*** Opening of Records for the exercise ***
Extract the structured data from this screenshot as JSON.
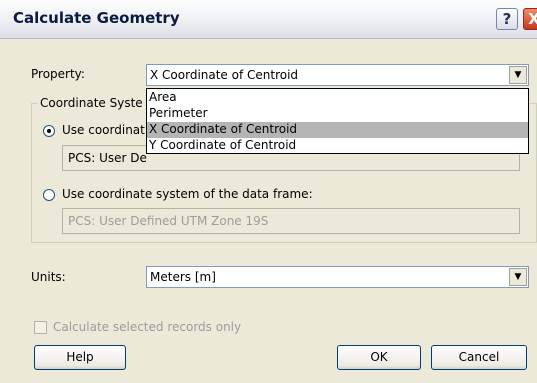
{
  "window": {
    "title": "Calculate Geometry",
    "help_glyph": "?",
    "close_glyph": "X"
  },
  "property": {
    "label": "Property:",
    "selected": "X Coordinate of Centroid",
    "options": [
      "Area",
      "Perimeter",
      "X Coordinate of Centroid",
      "Y Coordinate of Centroid"
    ],
    "highlighted_index": 2
  },
  "coordinate_system": {
    "group_label": "Coordinate Syste",
    "use_source": {
      "label": "Use coordinat",
      "checked": true,
      "value": "PCS: User De"
    },
    "use_frame": {
      "label": "Use coordinate system of the data frame:",
      "checked": false,
      "value": "PCS: User Defined UTM Zone 19S"
    }
  },
  "units": {
    "label": "Units:",
    "selected": "Meters [m]"
  },
  "selected_only": {
    "label": "Calculate selected records only",
    "checked": false,
    "enabled": false
  },
  "buttons": {
    "help": "Help",
    "ok": "OK",
    "cancel": "Cancel"
  },
  "icons": {
    "dropdown_arrow": "▼"
  }
}
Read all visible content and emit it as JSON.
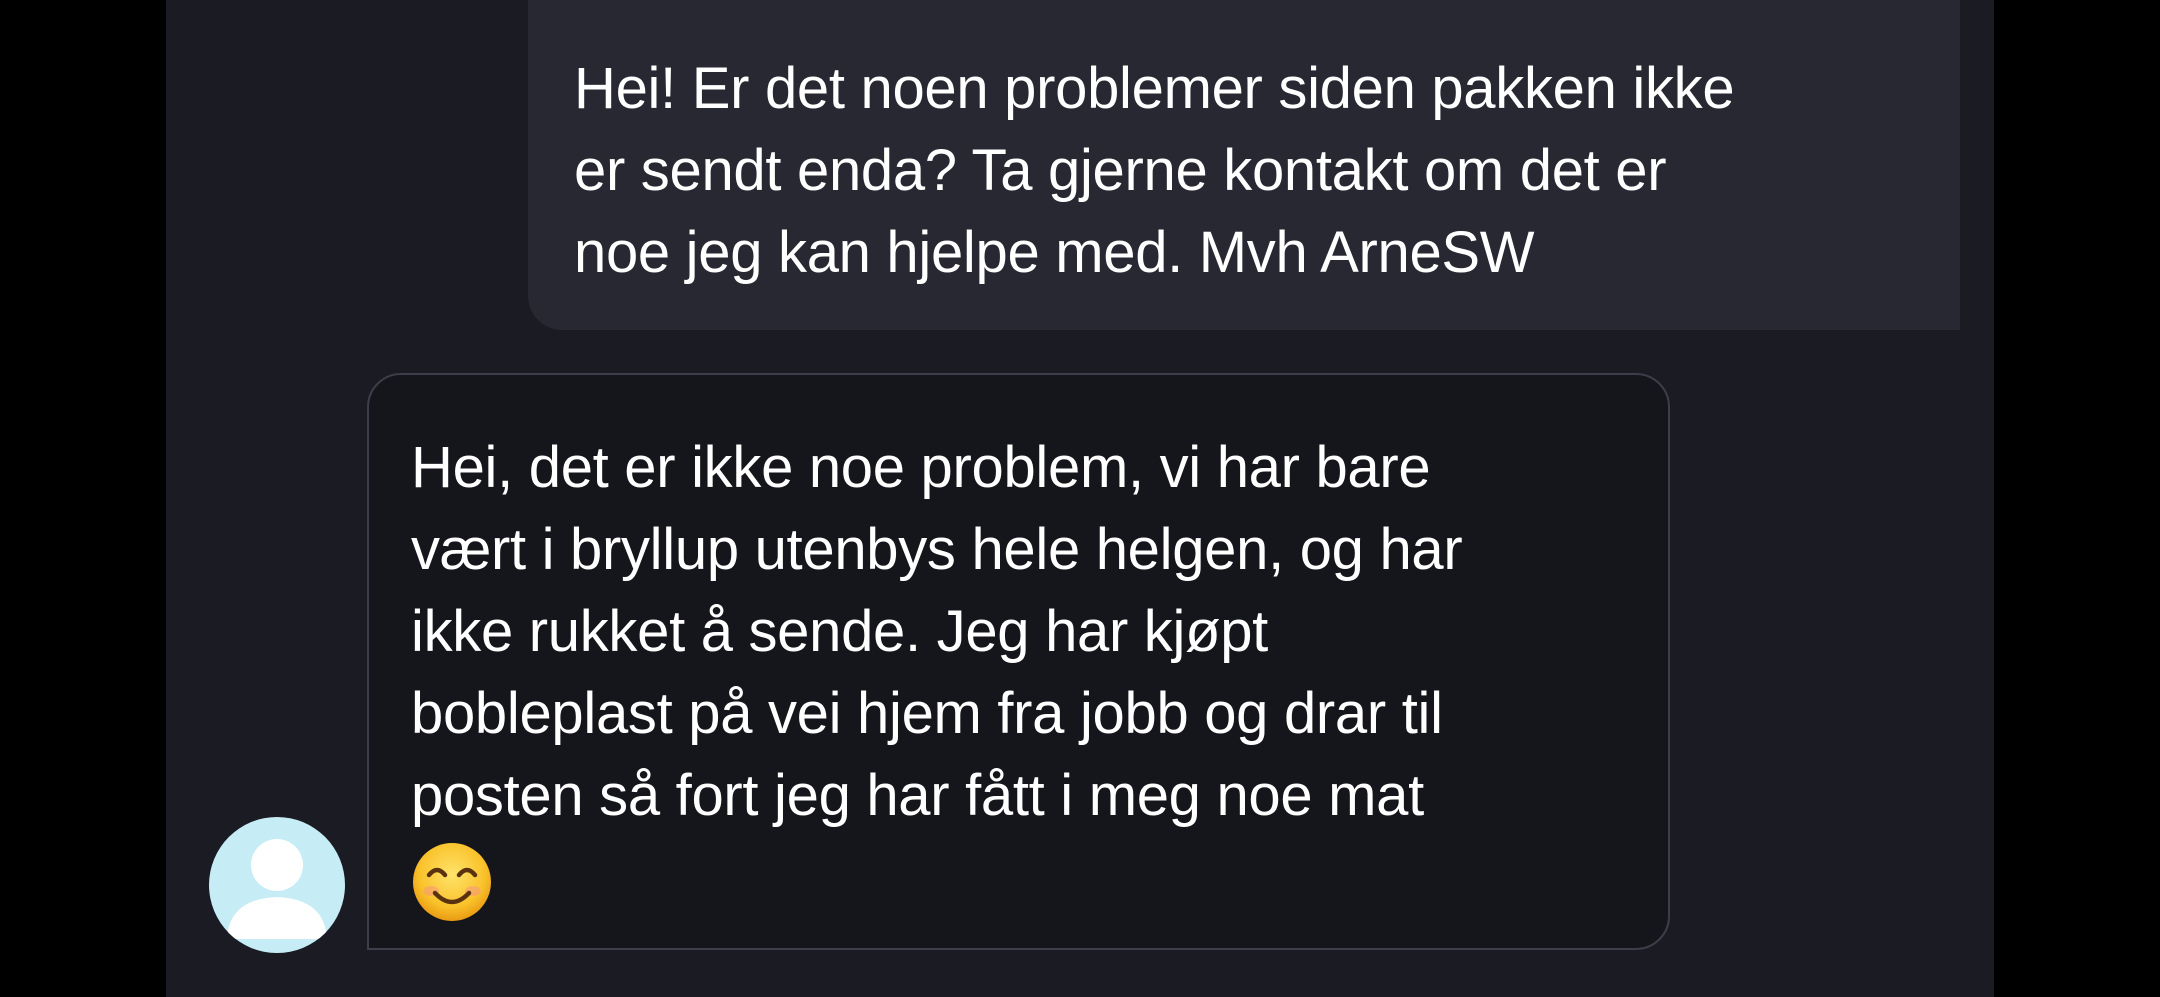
{
  "conversation": {
    "messages": [
      {
        "sender": "me",
        "text": "Hei! Er det noen problemer siden pakken ikke\ner sendt enda? Ta gjerne kontakt om det er\nnoe jeg kan hjelpe med. Mvh ArneSW"
      },
      {
        "sender": "other",
        "text": "Hei, det er ikke noe problem, vi har bare\nvært i bryllup utenbys hele helgen, og har\nikke rukket å sende. Jeg har kjøpt\nbobleplast på vei hjem fra jobb og drar til\nposten så fort jeg har fått i meg noe mat",
        "emoji": "smiling-face-emoji"
      }
    ],
    "avatar": {
      "icon": "default-user-avatar",
      "color": "#c6ecf6"
    }
  },
  "colors": {
    "background": "#1b1b23",
    "outgoing_bubble": "#282832",
    "incoming_bubble": "#15151c",
    "incoming_border": "#3e3e4a",
    "text": "#ffffff"
  }
}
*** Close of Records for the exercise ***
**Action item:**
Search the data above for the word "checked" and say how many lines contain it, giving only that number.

**Result of this exercise:**
3